Challenge for Lumber Estimators. I recall a time sitting down with a noted architect who was very excited about his new CAD/BIM software that could purportedly estimate (or take-off) the entire lumber package for a high-end custom home. Until we started talking about waste factors. You see, it is fairly easy to count lumber in a house as designed or after it has been framed up, but quite difficult to count the lumber that was ordered and delivered to the jobsite but never installed. What do you mean, you ask? Where did it go if not installed? Unfortunately, either in the dumpster, or if the jobsite is not secure, who knows where?
Unpredictable Lumber Waste. What drives estimators crazy is not necessarily the complexity of the plans, or even the fact that they are expected to read the minds of carpenters who will frame the house. What stresses them out is that they will often be blamed for a “bad estimate” when they have no control over the unpredictable waste. This is the waste that blows budgets, eats into the builder’s bottom line, and is often hidden from view – it includes:
• Over-ordered or mis-ordered lumber that is not protected and promptly returned for credit • Changes to the plans or framing mistakes that cause tear-out and re-frame • Theft from the jobsite • Weather damaged lumber not protected from moisture and sun • Bracing or scaffolding built on-site by trades and not re-used in project • Hurried, careless or inexperienced carpenters • Overly conservative framers who use more wood than called for in plans “just to be sure”
There is simply no way for a lumber estimator to predict or account for such waste. It can be vastly different for every jobsite based upon the framer, management of the site, weather, security and the size and speed of the framing crew (haste tends to make even more waste).

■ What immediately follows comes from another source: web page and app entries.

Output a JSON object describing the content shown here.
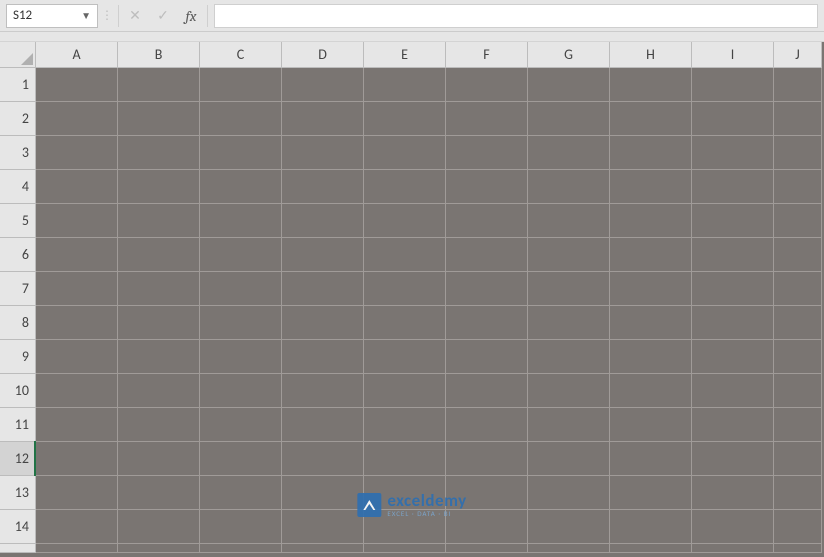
{
  "nameBox": {
    "value": "S12"
  },
  "formulaBar": {
    "value": ""
  },
  "columns": [
    "A",
    "B",
    "C",
    "D",
    "E",
    "F",
    "G",
    "H",
    "I",
    "J"
  ],
  "rows": [
    "1",
    "2",
    "3",
    "4",
    "5",
    "6",
    "7",
    "8",
    "9",
    "10",
    "11",
    "12",
    "13",
    "14"
  ],
  "activeRow": "12",
  "fx": {
    "label": "fx",
    "cancel": "✕",
    "enter": "✓"
  },
  "watermark": {
    "name": "exceldemy",
    "tagline": "EXCEL · DATA · BI"
  }
}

Sawdust and Savings. The phrase used in our industry for great coordination between the framer and the lumber company is that there was “only sawdust left over”. Of course that is impossible, but how many dumpster loads of wood were hauled off from your jobsite? How many pieces of 2×4 in the dumpster longer than 16” could have been used for blocking in walls or lookouts for soffit overhangs? How many nail-riddled scaffold or bracing boards? How many mud-encrusted boards converted to walk planks during a rainy time? Who is checking for this sort of waste? Whose pocket is it coming out of? As the wise sayings go, “inspect what you expect” and “waste not, want not”. Check it out – significant savings are waiting to be discovered!
Build to Last, Dave Reichert and the Davis-Hawn Team